▸ **TASK TO CARRY OUT**: Output all the records word for word. Drop the pictures.

▸ **Data extracted from a collection**:

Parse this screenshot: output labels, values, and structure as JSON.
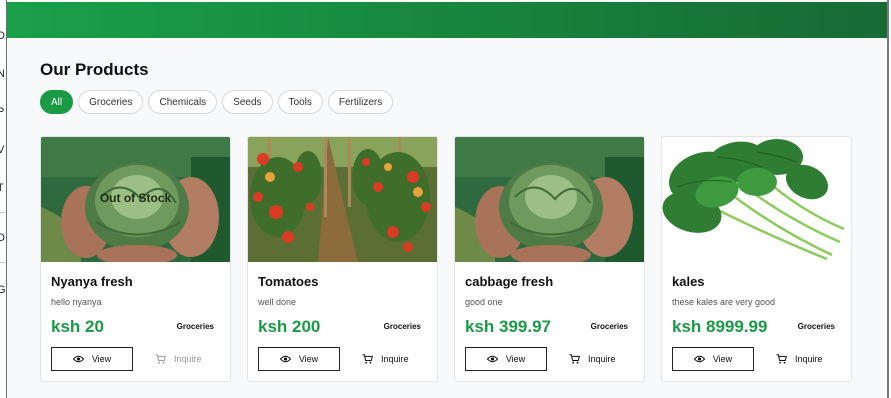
{
  "left_strip": {
    "letters": [
      "D",
      "N",
      "P",
      "V",
      "T",
      "D",
      "G"
    ]
  },
  "section": {
    "title": "Our Products"
  },
  "filters": [
    {
      "label": "All",
      "active": true
    },
    {
      "label": "Groceries",
      "active": false
    },
    {
      "label": "Chemicals",
      "active": false
    },
    {
      "label": "Seeds",
      "active": false
    },
    {
      "label": "Tools",
      "active": false
    },
    {
      "label": "Fertilizers",
      "active": false
    }
  ],
  "products": [
    {
      "name": "Nyanya fresh",
      "description": "hello nyanya",
      "price": "ksh 20",
      "category": "Groceries",
      "badge": "Out of Stock",
      "view_label": "View",
      "inquire_label": "Inquire",
      "inquire_enabled": false,
      "image": "cabbage-in-hands"
    },
    {
      "name": "Tomatoes",
      "description": "well done",
      "price": "ksh 200",
      "category": "Groceries",
      "badge": "",
      "view_label": "View",
      "inquire_label": "Inquire",
      "inquire_enabled": true,
      "image": "tomato-plants"
    },
    {
      "name": "cabbage fresh",
      "description": "good one",
      "price": "ksh 399.97",
      "category": "Groceries",
      "badge": "",
      "view_label": "View",
      "inquire_label": "Inquire",
      "inquire_enabled": true,
      "image": "cabbage-in-hands"
    },
    {
      "name": "kales",
      "description": "these kales are very good",
      "price": "ksh 8999.99",
      "category": "Groceries",
      "badge": "",
      "view_label": "View",
      "inquire_label": "Inquire",
      "inquire_enabled": true,
      "image": "kale-bunch"
    }
  ],
  "colors": {
    "accent": "#1a9a45",
    "header_start": "#1aa04a",
    "header_end": "#176a33"
  }
}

▸ **EXERCISE OUTPUT**:
Parse this screenshot: output labels, values, and structure as JSON.
{
  "left_strip": {
    "letters": [
      "D",
      "N",
      "P",
      "V",
      "T",
      "D",
      "G"
    ]
  },
  "section": {
    "title": "Our Products"
  },
  "filters": [
    {
      "label": "All",
      "active": true
    },
    {
      "label": "Groceries",
      "active": false
    },
    {
      "label": "Chemicals",
      "active": false
    },
    {
      "label": "Seeds",
      "active": false
    },
    {
      "label": "Tools",
      "active": false
    },
    {
      "label": "Fertilizers",
      "active": false
    }
  ],
  "products": [
    {
      "name": "Nyanya fresh",
      "description": "hello nyanya",
      "price": "ksh 20",
      "category": "Groceries",
      "badge": "Out of Stock",
      "view_label": "View",
      "inquire_label": "Inquire",
      "inquire_enabled": false,
      "image": "cabbage-in-hands"
    },
    {
      "name": "Tomatoes",
      "description": "well done",
      "price": "ksh 200",
      "category": "Groceries",
      "badge": "",
      "view_label": "View",
      "inquire_label": "Inquire",
      "inquire_enabled": true,
      "image": "tomato-plants"
    },
    {
      "name": "cabbage fresh",
      "description": "good one",
      "price": "ksh 399.97",
      "category": "Groceries",
      "badge": "",
      "view_label": "View",
      "inquire_label": "Inquire",
      "inquire_enabled": true,
      "image": "cabbage-in-hands"
    },
    {
      "name": "kales",
      "description": "these kales are very good",
      "price": "ksh 8999.99",
      "category": "Groceries",
      "badge": "",
      "view_label": "View",
      "inquire_label": "Inquire",
      "inquire_enabled": true,
      "image": "kale-bunch"
    }
  ],
  "colors": {
    "accent": "#1a9a45",
    "header_start": "#1aa04a",
    "header_end": "#176a33"
  }
}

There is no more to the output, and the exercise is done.